A Software consultant residing in Seattle named Kaminsky finally revealed the hole which stays at the heart of the Internet. His 80 minute detailed analysis mentions a catastrophic bug threatening of poisoning the machines which translate domain names into Internet protocol addresses.
The abstract point is that there is a major loop hole in the DNS system which Internet relies on since 1983. This problem arose while converting the domain names in to the respective IP address.
What Kaminsky discovered is that the safeguard to prevent tampering and DNS queries include a random transaction number. The response is only considered valid if it contains the same number and may be easily circumvented, for there are just 65,536 possible transaction ID’s. By flooding a DNS server with multiple requests for a domain name with slight variations for example 1.livearticles.info , 2.livearticles.info, 3.livearticles.info, and so on, the system can be easily compromised because it actually increases the chances of reproducing the correct number after every try by the attacker. If the attacker has a good built CPU with a descent Internet connection he can easily short burst the target.

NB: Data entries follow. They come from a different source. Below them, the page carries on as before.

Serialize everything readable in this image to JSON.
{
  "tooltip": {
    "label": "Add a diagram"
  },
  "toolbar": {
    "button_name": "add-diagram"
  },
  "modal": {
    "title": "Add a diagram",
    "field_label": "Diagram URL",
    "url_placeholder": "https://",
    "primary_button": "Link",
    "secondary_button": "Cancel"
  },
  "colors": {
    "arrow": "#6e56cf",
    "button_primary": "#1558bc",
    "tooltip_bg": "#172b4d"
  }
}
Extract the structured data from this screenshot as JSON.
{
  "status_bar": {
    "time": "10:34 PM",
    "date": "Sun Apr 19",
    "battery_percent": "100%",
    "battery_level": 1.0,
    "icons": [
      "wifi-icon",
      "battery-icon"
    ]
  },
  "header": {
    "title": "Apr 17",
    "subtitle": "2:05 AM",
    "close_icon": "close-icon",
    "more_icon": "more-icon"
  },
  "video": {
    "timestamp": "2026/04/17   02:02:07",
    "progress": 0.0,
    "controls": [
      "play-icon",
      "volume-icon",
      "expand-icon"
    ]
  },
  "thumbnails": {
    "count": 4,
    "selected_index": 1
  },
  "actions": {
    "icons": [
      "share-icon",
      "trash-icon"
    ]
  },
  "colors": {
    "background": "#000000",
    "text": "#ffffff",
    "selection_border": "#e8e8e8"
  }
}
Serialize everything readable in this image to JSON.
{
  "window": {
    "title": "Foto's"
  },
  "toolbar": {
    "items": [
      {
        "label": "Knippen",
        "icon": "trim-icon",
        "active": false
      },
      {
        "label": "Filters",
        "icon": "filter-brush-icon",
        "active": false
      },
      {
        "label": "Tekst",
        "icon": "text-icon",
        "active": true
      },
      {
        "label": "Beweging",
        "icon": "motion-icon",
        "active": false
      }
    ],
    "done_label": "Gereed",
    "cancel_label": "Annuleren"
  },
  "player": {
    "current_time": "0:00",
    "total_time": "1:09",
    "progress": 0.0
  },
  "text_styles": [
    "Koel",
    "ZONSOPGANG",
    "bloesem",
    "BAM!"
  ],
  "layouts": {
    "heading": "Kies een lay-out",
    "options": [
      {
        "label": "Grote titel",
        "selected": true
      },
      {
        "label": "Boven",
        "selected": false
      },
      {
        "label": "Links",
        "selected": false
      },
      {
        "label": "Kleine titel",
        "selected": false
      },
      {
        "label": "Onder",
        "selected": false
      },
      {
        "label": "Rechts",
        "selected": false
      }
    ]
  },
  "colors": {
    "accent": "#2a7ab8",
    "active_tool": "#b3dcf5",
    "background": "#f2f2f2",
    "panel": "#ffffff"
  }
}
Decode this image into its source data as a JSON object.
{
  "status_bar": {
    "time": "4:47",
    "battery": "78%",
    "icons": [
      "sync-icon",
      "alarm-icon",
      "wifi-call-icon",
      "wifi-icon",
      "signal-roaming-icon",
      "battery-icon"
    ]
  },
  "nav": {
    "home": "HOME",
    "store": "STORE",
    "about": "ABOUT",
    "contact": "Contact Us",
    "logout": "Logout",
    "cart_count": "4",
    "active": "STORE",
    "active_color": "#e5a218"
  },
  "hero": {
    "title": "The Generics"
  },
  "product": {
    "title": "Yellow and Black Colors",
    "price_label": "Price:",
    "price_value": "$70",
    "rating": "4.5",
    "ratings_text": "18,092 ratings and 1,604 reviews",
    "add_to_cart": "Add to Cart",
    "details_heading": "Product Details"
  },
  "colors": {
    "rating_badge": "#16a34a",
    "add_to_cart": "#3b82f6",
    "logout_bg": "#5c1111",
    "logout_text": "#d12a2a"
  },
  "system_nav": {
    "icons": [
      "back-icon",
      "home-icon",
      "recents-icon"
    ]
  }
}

We can only hope that this implementation is not still used by any attacker and we cannot be sure of that. Now the fortune 500 companies have their eye on Kaminsky about his warning patch. The truth is that among Fortune 500 companies, 15 per cent have yet to take any action, and another 15 per cent are still vulnerable to some extent because they use network address translation gear that prevents the patch from working.